Hunt avoided conviction when a cocaine charge was dropped, but admitted possession of a restricted prescription drug after a random street stop by police in Brisbane last December.
Rugby Australia chief Raelene Castle said Slipper, 28 was "dealing with very significant personal issues" and was remorseful.
"We are extremely disappointed to be in this position today with one of our most senior international players having submitted two positive tests for cocaine," she said.
"We are ensuring that James is receiving full help and support, including specialist medical treatment.
"James has expressed his sincere remorse for his actions and for placing himself, Rugby Australia and the Reds in this very difficult situation."

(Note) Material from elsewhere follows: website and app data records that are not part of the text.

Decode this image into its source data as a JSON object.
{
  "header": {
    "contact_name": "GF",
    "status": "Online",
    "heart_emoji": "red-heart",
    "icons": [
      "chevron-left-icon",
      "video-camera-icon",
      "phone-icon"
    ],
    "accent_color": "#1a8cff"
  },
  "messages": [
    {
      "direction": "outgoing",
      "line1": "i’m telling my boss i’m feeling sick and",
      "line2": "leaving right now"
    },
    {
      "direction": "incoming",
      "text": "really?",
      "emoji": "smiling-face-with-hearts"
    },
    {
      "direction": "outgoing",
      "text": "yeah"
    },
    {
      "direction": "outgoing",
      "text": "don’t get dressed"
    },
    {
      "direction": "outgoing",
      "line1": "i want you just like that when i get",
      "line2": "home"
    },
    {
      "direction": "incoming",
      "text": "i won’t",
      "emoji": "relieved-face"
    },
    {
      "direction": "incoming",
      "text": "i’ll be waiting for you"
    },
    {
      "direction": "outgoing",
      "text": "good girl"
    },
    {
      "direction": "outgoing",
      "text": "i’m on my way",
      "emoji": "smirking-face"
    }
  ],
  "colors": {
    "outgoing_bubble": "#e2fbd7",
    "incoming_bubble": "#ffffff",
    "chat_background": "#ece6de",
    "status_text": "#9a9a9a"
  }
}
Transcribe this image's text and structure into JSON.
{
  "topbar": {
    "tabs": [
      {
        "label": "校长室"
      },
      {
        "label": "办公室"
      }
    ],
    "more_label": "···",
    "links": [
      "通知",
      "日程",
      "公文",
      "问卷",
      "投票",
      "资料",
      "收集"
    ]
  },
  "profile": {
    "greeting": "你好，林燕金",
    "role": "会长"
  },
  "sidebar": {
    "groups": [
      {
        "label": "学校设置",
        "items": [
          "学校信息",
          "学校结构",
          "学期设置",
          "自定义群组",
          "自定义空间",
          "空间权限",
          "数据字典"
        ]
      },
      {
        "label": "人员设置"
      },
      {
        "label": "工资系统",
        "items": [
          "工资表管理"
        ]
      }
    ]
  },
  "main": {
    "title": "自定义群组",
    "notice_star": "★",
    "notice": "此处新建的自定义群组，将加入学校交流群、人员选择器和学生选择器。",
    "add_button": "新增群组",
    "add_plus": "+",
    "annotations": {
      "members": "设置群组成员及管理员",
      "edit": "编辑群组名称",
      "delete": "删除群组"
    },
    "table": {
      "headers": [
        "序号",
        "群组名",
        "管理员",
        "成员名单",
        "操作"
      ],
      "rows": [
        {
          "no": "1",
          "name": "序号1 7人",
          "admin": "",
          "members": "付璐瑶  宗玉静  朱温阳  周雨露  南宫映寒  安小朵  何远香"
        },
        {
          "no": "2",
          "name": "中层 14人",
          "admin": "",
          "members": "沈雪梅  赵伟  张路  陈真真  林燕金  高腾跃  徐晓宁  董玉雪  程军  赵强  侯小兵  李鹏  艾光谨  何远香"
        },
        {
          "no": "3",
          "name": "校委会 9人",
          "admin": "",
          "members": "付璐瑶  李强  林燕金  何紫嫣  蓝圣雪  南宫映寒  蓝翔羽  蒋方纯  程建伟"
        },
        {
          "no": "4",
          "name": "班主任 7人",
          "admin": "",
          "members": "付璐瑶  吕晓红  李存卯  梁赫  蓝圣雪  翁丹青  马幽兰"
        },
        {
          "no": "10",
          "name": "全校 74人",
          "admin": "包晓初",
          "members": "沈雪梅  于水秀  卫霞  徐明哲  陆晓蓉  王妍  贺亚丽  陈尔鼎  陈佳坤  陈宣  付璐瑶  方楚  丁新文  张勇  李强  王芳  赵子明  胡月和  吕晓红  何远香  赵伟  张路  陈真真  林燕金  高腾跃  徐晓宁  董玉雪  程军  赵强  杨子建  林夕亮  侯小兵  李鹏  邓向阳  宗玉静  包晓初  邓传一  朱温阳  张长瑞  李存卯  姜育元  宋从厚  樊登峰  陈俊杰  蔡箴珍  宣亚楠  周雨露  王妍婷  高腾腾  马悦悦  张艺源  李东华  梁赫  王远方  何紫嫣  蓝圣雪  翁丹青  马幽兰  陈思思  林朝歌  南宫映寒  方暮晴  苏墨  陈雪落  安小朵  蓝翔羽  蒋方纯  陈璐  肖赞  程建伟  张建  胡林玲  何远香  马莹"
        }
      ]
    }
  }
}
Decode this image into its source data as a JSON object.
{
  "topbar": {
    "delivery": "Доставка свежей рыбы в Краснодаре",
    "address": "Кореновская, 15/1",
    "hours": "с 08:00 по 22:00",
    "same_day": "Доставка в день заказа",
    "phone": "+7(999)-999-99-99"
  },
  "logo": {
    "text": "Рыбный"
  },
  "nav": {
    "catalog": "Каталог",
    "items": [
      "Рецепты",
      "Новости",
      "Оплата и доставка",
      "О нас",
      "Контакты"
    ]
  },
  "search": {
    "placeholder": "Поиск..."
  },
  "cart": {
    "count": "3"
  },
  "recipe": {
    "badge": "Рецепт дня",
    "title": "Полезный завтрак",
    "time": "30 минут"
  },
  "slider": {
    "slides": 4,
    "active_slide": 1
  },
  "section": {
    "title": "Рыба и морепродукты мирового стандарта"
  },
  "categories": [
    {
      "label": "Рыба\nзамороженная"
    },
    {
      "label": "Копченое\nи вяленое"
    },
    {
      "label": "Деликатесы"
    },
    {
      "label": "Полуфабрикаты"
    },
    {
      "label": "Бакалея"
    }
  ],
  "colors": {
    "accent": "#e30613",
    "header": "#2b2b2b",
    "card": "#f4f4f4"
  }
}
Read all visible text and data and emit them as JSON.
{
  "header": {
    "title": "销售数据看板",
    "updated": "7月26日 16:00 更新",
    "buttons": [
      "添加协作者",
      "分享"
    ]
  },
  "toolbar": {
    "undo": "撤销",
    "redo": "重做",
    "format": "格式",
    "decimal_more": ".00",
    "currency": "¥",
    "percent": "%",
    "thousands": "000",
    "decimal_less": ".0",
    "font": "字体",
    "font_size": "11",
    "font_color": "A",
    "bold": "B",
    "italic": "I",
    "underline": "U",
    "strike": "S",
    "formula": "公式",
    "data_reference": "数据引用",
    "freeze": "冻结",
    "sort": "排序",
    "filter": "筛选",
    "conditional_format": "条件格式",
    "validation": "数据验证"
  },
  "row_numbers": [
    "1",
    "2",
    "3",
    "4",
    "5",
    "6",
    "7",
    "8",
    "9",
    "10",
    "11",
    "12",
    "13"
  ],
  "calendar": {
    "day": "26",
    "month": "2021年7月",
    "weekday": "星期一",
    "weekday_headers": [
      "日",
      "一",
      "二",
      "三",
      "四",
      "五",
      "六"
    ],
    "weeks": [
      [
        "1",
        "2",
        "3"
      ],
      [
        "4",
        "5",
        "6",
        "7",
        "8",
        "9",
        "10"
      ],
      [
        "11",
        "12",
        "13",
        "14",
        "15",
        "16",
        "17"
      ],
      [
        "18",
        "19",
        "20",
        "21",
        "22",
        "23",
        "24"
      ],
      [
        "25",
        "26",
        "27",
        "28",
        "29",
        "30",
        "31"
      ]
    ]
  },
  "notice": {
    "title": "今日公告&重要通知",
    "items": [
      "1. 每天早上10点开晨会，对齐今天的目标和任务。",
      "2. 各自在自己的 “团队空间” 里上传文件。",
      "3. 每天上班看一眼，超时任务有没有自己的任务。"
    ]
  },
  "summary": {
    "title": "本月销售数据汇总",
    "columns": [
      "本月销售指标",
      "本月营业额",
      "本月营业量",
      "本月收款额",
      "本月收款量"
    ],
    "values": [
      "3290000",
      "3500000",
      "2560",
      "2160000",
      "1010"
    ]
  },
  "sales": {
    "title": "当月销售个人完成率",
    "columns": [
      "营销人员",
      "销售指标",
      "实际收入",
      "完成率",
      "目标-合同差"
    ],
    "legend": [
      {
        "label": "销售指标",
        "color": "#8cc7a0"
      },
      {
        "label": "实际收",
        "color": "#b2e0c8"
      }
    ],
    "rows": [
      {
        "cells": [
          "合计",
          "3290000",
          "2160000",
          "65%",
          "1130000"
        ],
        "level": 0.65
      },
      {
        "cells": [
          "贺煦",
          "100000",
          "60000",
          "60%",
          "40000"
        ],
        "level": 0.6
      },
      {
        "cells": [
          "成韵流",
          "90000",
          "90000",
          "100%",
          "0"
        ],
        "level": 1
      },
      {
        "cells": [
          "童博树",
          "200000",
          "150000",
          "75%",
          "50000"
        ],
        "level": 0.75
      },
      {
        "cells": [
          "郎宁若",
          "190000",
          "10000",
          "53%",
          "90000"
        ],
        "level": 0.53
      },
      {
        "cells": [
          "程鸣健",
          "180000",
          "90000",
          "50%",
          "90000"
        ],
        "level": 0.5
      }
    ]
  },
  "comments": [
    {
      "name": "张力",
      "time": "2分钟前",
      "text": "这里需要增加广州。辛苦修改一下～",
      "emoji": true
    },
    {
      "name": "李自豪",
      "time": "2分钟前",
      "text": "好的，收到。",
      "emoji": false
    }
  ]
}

The Australian newspaper said when Slipper first tested positive he was put on a confidential rehabilitation program but then, even knowing he would be targeted by drug-testers, he tested positive again last week.
Slipper said he was "unfit" to address the matter personally with the media on Thursday, but in a statement acknowledged "there was no place for illicit drugs in sport".
"I have been suffering wellness issues including depression for a year and have been receiving professional assistance for the last few months," he said. "The advice is that I will make a speedy and total recovery.
"In no way do my personal circumstances excuse my actions, but I recognise now that I was not coping and that I need to properly address these wellness issues."
Although Slipper is one of Australia's most-capped players, he was not part of recent Wallabies gatherings and had not been expected to feature in their upcoming series against Ireland.
Castle said the punishment took into account his personal circumstances, service to club and country and previous good character.
"It is an incredibly challenging time for him and his family and our immediate focus is on James's health and wellbeing while he undertakes an enforced period away from the sport," she said.